* WORK TASK
Report how many lines in the material hold the word "true". No other content is required.

* SUPPLIED INFORMATION
○ ○ ○ ○ ○ ○ ○
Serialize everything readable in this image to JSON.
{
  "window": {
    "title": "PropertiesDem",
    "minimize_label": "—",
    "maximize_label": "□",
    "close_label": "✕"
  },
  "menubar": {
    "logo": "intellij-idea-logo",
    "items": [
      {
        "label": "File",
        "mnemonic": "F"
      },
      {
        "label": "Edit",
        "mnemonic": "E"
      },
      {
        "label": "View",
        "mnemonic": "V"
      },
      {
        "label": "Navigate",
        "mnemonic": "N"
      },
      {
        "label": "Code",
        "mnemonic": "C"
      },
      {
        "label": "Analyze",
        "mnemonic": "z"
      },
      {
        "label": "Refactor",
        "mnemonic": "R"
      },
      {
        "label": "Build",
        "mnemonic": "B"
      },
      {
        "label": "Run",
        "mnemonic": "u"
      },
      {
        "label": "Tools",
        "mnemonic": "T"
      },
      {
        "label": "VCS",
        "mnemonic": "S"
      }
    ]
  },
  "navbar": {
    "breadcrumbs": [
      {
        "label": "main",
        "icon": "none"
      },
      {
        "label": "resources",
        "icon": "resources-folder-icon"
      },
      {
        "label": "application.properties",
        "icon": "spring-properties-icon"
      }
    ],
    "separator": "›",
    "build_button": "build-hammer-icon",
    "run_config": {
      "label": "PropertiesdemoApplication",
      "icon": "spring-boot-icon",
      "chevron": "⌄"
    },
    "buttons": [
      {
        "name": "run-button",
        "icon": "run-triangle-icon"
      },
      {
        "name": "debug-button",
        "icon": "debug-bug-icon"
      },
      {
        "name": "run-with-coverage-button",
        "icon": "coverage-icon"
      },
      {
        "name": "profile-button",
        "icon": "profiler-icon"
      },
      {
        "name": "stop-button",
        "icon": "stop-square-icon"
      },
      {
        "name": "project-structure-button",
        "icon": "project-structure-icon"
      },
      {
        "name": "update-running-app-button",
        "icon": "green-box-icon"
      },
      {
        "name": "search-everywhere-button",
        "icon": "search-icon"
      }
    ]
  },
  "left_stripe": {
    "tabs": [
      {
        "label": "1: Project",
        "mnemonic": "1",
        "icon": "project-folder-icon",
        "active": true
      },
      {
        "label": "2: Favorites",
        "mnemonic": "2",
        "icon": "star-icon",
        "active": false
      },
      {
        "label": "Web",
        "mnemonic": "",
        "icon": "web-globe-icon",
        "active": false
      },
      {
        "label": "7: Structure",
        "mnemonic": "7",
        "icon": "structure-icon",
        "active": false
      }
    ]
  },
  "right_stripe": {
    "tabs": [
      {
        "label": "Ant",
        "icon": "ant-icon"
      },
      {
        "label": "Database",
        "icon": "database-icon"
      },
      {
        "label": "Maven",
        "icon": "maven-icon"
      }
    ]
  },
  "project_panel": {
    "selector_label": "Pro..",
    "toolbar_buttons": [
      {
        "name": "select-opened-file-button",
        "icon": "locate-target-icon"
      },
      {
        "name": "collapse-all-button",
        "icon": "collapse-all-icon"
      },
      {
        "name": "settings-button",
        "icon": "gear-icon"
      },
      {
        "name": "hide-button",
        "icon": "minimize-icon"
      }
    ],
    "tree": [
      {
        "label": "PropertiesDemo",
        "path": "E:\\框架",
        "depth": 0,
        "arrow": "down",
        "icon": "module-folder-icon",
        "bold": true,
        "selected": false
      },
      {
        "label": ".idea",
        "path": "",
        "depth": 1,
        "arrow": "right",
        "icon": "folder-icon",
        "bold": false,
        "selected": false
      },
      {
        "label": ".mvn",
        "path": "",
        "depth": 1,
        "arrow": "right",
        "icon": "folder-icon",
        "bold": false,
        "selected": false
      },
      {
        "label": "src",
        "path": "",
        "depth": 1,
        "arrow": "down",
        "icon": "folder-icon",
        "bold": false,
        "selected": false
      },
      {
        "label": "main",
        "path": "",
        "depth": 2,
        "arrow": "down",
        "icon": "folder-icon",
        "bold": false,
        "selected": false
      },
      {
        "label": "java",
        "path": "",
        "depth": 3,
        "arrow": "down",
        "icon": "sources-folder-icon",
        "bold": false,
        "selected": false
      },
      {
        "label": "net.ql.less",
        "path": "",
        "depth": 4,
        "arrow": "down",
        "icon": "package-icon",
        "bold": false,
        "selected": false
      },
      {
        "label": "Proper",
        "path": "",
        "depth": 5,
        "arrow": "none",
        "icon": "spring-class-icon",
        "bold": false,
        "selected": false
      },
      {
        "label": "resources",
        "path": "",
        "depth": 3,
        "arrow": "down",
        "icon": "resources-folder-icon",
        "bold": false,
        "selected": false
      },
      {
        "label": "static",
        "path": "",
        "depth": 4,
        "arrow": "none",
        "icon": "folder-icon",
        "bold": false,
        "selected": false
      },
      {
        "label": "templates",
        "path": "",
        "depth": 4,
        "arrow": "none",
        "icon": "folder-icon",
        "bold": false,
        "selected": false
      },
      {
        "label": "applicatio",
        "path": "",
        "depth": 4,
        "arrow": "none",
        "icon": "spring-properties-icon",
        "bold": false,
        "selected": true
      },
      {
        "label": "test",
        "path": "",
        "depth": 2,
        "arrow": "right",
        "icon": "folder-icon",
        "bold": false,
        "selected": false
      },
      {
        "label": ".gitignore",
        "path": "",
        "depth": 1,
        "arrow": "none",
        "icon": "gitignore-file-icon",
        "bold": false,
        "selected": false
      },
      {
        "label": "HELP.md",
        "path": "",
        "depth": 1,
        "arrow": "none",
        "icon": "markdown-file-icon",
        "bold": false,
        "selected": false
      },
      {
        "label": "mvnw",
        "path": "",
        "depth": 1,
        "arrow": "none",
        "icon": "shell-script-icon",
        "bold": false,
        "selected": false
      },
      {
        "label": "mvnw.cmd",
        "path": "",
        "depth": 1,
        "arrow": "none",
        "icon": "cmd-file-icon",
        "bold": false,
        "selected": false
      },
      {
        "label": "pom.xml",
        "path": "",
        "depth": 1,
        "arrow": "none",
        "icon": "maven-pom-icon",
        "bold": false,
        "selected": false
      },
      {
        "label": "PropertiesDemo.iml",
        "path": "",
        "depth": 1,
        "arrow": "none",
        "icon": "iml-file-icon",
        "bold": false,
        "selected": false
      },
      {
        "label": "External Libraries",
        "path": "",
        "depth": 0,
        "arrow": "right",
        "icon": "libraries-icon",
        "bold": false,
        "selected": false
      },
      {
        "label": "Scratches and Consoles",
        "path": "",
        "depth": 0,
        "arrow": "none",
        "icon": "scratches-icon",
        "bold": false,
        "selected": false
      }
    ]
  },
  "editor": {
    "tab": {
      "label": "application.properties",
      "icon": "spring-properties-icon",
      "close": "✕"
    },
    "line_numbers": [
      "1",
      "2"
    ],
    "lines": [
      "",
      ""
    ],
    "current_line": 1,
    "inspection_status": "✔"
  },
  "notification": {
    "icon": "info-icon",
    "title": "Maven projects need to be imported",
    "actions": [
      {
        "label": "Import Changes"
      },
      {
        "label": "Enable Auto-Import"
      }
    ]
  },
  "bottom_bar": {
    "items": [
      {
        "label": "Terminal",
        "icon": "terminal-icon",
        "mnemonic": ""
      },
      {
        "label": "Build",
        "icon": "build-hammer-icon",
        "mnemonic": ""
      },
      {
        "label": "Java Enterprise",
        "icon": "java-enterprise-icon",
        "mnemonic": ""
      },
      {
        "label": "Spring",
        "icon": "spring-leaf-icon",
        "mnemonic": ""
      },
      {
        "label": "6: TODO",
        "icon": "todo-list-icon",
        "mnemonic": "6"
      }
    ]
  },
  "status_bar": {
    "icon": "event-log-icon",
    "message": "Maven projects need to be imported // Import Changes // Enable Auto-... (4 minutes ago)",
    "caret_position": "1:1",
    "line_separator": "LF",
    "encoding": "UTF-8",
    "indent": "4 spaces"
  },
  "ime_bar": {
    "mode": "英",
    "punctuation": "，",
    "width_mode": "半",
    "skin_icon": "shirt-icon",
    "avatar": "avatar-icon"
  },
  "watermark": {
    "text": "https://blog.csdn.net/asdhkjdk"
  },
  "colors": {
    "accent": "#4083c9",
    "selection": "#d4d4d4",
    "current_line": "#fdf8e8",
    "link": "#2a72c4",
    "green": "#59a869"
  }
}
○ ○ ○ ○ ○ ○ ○
* RESULT
3